Photo by Jerry Wang on Unsplash

Brilliant orange persimmon fruits hang like glowing lanterns from their gray branches in defiance of winter winds that have caused their sheltering leaves to tumble to the ground.

by Sharon Asakawa

Three of the over 200 species of persimmons (Diospyros), grow primarily in the Untied States. An American species, D. virginiana is endemic to the Midwestern, southern and eastern states bearing small, but tasty fruits in chilly areas, especially where the Asian varieties do not do well. Varieties such as John Rick and Early Golden have great flavor and are hardy down to zone 4.
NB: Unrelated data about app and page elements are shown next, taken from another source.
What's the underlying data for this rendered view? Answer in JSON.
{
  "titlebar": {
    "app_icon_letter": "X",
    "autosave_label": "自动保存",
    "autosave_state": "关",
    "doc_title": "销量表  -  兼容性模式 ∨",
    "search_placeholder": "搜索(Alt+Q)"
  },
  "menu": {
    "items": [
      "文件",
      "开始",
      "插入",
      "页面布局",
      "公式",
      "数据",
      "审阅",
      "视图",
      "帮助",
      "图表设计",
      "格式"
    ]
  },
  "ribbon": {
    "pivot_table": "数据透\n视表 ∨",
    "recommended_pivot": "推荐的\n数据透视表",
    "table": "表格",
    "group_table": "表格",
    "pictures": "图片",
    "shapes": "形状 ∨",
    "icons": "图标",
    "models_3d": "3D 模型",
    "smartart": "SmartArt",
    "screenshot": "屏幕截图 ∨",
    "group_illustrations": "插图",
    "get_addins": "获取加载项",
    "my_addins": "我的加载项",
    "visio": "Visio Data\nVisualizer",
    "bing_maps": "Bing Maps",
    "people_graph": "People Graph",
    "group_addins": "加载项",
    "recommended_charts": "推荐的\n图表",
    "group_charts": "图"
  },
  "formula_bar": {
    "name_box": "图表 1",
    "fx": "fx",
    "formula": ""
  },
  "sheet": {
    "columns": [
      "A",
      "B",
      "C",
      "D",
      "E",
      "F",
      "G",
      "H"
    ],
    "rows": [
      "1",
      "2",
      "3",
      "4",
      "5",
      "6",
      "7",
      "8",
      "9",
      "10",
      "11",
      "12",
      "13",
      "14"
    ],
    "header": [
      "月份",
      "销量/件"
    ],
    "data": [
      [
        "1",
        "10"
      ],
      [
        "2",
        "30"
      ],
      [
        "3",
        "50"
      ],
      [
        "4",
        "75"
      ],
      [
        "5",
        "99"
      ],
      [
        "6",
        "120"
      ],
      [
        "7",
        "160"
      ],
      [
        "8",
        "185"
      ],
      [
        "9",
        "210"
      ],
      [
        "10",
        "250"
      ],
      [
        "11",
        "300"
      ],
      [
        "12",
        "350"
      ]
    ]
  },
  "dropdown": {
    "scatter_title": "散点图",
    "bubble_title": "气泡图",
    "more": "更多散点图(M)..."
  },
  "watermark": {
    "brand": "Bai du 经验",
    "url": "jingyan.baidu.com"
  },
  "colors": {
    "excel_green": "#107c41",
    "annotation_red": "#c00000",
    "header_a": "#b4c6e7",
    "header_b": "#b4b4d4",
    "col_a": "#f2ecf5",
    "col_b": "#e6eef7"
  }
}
D. kaki includes the popular Japanese Hachiya and Fuyu varieties. Although the astringent selections such as Hachiya will make you pucker if you bite into them before fully ripe, when smushy soft it transports the taster into sweet nectar-land. To avoid the pucker, if an astringent variety is showing color but still not soft enough, put it in the freezer overnight to eliminate the astringency. While the Hachiya fruits are heart-shaped, the Fuyus typically are flatter and apple-shaped. Also Fuyus can be eaten when crunchy with no puckery after-taste.

There are some persimmons that are self-fruitful, but others require another persimmon tree to cross-pollinate and many are more productive when planted with another variety that blooms about the same time. Besides, adding a variety or two can extend harvest time from September to December. Not only do persimmons taste wonderful fresh, or dried or used in bread, cookies, jams, cakes and puddings, but their display of reddish-orange baubles is one of Mother Nature’s ode to the fall and winter seasons.